● **WHAT THE TASK ASKS**
Each line of the records that includes "empfohlen" should be found and copied.
□ □ □ □ □ □ □
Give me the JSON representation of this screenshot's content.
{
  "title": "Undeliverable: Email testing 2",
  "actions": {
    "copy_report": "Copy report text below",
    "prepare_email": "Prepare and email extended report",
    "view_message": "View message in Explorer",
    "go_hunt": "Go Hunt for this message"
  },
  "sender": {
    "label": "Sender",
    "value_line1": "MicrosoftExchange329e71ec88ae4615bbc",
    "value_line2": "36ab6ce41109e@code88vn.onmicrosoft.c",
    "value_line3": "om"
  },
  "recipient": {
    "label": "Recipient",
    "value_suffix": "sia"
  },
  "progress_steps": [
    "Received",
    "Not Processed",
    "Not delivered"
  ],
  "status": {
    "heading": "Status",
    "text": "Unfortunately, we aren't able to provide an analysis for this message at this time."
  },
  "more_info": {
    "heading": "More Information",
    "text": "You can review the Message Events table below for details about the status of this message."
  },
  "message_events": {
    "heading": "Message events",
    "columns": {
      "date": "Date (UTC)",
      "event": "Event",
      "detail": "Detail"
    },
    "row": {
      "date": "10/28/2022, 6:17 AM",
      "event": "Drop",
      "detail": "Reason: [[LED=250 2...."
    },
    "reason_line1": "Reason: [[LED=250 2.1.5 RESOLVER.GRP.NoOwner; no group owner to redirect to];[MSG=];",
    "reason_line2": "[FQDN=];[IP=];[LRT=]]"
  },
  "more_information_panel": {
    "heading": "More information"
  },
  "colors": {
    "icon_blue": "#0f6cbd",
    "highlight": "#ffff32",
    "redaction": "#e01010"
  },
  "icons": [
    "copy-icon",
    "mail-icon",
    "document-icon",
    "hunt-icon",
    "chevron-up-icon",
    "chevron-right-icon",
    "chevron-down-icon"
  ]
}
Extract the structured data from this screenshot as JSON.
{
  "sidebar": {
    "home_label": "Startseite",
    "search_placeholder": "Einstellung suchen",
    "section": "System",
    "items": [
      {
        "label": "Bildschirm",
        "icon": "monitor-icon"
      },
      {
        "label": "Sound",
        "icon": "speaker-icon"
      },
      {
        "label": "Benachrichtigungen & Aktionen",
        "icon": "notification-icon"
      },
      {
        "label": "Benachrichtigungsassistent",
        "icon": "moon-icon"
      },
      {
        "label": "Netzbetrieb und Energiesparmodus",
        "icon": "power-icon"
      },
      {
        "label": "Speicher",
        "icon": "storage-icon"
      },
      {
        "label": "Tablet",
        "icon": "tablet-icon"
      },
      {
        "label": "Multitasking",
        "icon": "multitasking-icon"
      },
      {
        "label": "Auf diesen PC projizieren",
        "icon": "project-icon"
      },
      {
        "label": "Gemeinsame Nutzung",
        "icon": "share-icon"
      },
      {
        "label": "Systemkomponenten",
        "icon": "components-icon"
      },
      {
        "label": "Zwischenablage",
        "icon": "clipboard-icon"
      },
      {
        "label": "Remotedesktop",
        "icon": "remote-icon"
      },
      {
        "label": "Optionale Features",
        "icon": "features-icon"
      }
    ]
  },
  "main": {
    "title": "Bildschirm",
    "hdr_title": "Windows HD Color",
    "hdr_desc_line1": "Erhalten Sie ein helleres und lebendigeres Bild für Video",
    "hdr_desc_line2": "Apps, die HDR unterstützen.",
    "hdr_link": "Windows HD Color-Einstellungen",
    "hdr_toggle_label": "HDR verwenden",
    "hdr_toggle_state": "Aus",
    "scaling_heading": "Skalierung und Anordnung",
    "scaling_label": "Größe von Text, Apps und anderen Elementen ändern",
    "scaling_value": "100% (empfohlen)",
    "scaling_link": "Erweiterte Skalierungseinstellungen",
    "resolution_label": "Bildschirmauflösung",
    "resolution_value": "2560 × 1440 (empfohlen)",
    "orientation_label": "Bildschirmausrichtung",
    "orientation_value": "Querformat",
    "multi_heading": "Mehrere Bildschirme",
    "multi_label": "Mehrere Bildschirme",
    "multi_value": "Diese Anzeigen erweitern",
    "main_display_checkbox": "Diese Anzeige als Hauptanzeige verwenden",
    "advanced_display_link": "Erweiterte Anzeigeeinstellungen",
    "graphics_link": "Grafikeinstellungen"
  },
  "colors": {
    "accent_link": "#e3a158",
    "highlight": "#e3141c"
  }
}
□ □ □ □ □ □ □
● **RESULT OF THE TASK**
    "scaling_value": "100% (empfohlen)",
    "resolution_value": "2560 × 1440 (empfohlen)",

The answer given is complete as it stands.